Overall speaking, you should always be picking up stories which have the highest business value or highest customer need.
Agile has emerged as a major software development methodology, a mindset and a philosophy to run businesses. What’s your in-depth understanding of this Agile principle "Our highest priority is to satisfy the customer through the early and continuous delivery of valuable software.” Why do so many agile teams prioritize stories because it is a low hanging fruit (easy, low effort) but not high value to the customer? What’re your approach to set prioritization right?
Prioritization means working on them as per the client's priority. The teams should be working on the items that will bring the most value to the customer and correspondingly to the business. If you prioritize by doing the easy stuff first, you will always be trapped into doing what you CAN do instead of what you SHOULD do - the hard, but potentially game-changing or high delight items will always fall to the bottom of the heap. Make your Product Owner focus on what's right, not what's easy. In other terms, the team prioritizes those stories higher in stake rank which are going to provide maximum ROI to the client (and so high value to the customer). Although, there can be other factors like dependencies which may impact prioritization, most of the time ROI to the client is the single most reason affecting prioritization of stories. The value is not the only factor that accounts for prioritization, the PO owns the value and business risk, but the team owns the technical risk and all contribute to the prioritization.

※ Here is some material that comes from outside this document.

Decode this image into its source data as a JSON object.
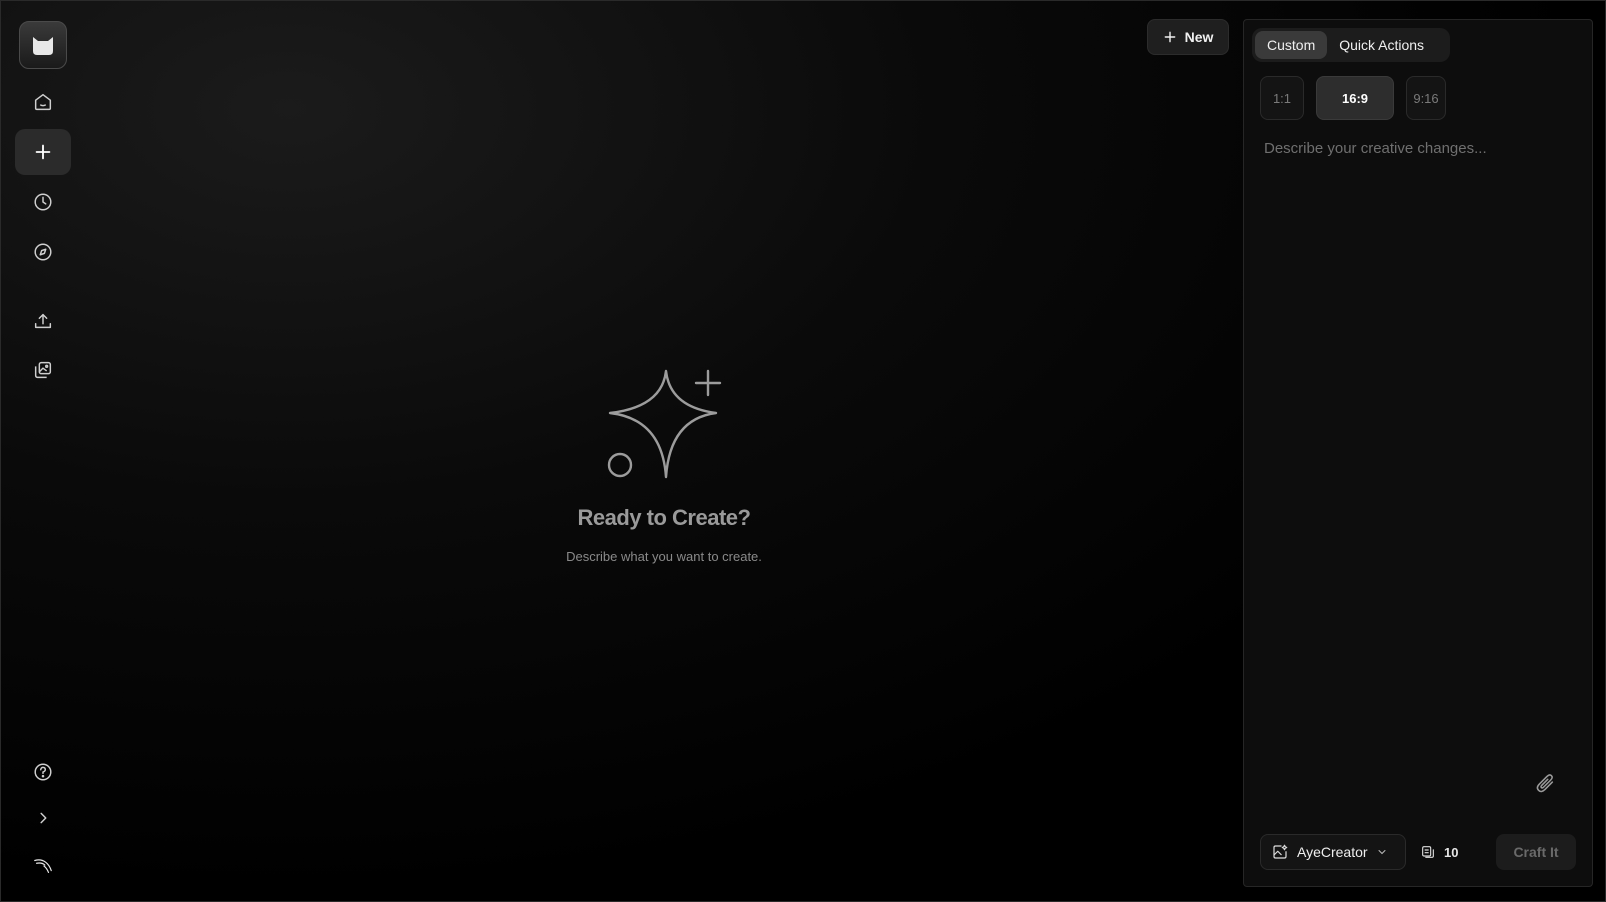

Value is a subjective thing. Just saying value, by definition, is to compare benefit vs cost, so cost cannot be eliminated from the value proposition. Also, the importance or priority or urgency of doing something is usually related to its value, but there are often other considerations as well. If low hanging fruit improves how your product is viewed and received by users, even if it doesn't do wonders for their lives, it has value. If the value returned is worth the time put into it then do it. If it doesn't give you a good ROI for your time then it really isn't low hanging fruit and it probably shouldn't be in your backlog. That value judgment depends on.
-Is it building your reputation & relationships?
-Is it driving out risks and fear?
-Is it going to teach you useful things?
-Will it help a customer solve a problem?
-Will it make your team/employer more money?
-Will it be good training for a new hire?
The biggest waste of all is to build something the customer doesn't want. Your company typically makes many assumptions in its planning, the most important one being "someone wants what we're building." From a business point of view, the most important stories are the ones that validate (or refute) those assumptions. The only way to conduct this particular experiment is to build the stories that provide the most customer value and then see if anybody's interested. If you don't do that first, then everything else is a waste of time. Customer value, then, is the only prioritization criterion that makes any sense at all. It doesn't matter if it's "Agile" or not - it's still wasted effort. Unused features drive up technical redundancy which has to be dealt with and adds to the maintenance overhead. And - there is the opportunity cost of not working on the highest-value feature. The perspectives certainly play to the theme of "what's the definition of value?" Consider a scenario where there is a story to address something that is more annoying than it is valuable. However, it's very simple to address, and you have the capacity in this sprint to get it done and delivered and score a win for those it annoys. Prioritization and value often are complex to define as they have many factors.
Achieve clarity on the request before rebutting the argument. The crux of the scenario lies within the question itself. If there really is little value in the features to the customer then why are the stakeholders asking for low-value stories to be prioritized? But perhaps you need to get to the reason that stakeholders aren't willing to ask for the higher value but more difficult stories. Can you show them how the team can reduce risk, or deliver part of the value sooner? the point is not "is it agile" but getting to the root cause of the behavior! One can also argue that if the stakeholder wants it prioritized, then by definition, it's a high-value story to the stakeholder. Which isn't to say that it'll bring value to the customer. In this case, the stakeholders' values are misaligned with the customers'. Or, maybe there's a lack of trust? If the product/dev team has a poor track record, maybe the stakeholders want to see small, incremental progress to help build the muscle memory of delivering working software? The perspectives certainly play to the theme of "what's the definition of value?"
Fail Hard, Fail Fast, should be the approach! So tackle the risky items first that add business value. When the team gets used to putting high-risk items last on the list, they do not build the fearless attitude! First, you want to completely eliminate waste and only deliver the barest minimum to solve the business problem. Think of it as a working prototype that is production quality code and tested. It proves that technically it can be done and it works. This Minimal Viable Product is a massive sigh of relief to many people as it proves it works and can be done. Risks are radically reduced. Then next is to build all the supporting features that make it a product.
There are instances where quick wins benefit the product evolution, but you shouldn’t prioritize them ahead of market/customer drivers. Delaying functionality that you can monetize because it's harder is usually not a good bet. Overall speaking, you should always be picking up stories which have the highest business value or highest customer need.